App and web page records:
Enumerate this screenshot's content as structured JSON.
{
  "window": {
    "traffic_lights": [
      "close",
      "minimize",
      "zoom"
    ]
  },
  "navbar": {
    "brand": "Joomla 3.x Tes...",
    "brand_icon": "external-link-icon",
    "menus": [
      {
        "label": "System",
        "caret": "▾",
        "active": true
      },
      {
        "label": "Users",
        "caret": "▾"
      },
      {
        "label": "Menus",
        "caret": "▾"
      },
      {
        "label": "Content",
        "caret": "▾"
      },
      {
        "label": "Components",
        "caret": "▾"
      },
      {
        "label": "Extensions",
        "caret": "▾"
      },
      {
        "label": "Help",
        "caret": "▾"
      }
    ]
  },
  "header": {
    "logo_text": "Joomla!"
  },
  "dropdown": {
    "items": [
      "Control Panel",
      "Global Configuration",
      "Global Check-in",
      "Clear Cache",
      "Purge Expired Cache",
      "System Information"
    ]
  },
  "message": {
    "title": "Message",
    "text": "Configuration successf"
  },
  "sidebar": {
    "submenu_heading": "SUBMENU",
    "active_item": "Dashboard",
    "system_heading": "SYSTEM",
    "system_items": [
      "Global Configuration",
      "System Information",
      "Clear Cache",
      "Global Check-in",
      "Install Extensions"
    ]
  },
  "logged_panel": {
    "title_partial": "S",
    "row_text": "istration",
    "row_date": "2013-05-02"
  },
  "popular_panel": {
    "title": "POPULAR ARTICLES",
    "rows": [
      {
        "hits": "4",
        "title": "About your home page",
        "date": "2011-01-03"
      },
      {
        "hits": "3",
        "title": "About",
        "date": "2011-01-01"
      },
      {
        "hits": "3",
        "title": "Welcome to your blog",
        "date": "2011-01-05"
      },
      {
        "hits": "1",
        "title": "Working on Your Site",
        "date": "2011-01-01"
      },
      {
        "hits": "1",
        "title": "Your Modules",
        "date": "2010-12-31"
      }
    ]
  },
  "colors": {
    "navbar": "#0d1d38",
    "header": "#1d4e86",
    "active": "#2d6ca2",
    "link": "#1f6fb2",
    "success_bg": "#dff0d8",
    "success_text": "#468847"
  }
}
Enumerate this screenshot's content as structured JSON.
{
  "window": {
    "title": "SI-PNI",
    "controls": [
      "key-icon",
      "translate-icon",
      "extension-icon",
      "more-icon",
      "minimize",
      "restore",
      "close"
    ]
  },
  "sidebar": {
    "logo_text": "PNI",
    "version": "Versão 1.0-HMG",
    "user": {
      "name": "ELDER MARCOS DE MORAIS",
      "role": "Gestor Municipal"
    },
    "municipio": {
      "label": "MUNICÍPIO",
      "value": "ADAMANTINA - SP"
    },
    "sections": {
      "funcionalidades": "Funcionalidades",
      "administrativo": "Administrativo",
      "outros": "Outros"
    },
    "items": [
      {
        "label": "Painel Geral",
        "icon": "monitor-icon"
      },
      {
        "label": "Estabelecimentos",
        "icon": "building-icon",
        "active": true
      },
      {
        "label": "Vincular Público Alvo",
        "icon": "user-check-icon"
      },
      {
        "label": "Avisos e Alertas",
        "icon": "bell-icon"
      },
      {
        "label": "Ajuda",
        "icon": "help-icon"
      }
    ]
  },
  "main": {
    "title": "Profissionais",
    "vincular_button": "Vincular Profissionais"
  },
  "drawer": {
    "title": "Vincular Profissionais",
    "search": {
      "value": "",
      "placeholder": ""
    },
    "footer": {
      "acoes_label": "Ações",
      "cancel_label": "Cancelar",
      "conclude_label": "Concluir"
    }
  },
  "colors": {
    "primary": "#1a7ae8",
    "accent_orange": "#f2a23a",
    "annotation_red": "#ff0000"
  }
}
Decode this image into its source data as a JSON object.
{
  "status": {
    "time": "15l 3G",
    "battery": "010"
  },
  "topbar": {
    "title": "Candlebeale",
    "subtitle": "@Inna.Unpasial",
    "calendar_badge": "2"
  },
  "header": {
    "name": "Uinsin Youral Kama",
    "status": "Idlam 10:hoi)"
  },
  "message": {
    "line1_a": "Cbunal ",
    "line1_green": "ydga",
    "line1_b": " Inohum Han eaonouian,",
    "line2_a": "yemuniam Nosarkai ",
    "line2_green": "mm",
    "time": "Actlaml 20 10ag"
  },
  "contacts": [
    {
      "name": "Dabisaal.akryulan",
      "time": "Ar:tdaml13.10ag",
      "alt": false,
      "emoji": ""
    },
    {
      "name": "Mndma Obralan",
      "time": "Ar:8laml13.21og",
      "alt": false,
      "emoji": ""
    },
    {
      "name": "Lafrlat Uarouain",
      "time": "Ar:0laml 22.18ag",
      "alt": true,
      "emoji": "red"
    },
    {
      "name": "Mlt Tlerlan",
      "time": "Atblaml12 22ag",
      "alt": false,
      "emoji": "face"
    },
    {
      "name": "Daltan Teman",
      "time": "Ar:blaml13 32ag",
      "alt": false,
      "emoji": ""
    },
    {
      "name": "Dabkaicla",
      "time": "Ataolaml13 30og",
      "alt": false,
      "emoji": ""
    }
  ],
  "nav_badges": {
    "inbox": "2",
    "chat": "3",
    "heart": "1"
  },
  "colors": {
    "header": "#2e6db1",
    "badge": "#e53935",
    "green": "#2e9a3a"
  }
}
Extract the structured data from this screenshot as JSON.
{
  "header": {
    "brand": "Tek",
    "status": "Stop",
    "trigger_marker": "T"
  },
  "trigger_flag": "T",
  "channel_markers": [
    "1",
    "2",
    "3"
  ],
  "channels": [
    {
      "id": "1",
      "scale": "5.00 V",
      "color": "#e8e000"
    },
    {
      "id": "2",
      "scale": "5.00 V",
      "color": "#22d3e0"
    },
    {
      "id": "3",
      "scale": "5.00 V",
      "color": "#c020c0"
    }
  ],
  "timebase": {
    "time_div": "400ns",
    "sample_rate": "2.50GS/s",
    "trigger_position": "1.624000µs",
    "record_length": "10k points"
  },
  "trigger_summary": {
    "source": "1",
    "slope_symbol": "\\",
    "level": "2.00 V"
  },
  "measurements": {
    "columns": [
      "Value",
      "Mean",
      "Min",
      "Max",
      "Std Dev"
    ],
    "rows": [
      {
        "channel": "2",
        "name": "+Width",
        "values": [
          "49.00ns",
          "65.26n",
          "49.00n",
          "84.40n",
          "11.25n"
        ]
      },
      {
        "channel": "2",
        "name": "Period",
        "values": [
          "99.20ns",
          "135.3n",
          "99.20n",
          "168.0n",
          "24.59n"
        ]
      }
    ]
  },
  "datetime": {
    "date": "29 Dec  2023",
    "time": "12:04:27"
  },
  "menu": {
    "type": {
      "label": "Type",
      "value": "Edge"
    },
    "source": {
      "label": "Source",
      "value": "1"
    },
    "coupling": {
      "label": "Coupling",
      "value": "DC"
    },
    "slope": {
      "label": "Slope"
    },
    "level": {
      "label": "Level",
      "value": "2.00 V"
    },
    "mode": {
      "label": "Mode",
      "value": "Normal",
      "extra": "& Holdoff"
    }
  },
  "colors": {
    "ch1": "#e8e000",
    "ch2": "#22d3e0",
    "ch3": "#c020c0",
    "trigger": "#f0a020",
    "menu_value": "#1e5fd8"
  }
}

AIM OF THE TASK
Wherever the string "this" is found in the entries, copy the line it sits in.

YOUR SOLUTION
Enumerate this screenshot's content as structured JSON.
Enumerate this screenshot's content as structured JSON.
Decode this image into its source data as a JSON object.
Extract the structured data from this screenshot as JSON.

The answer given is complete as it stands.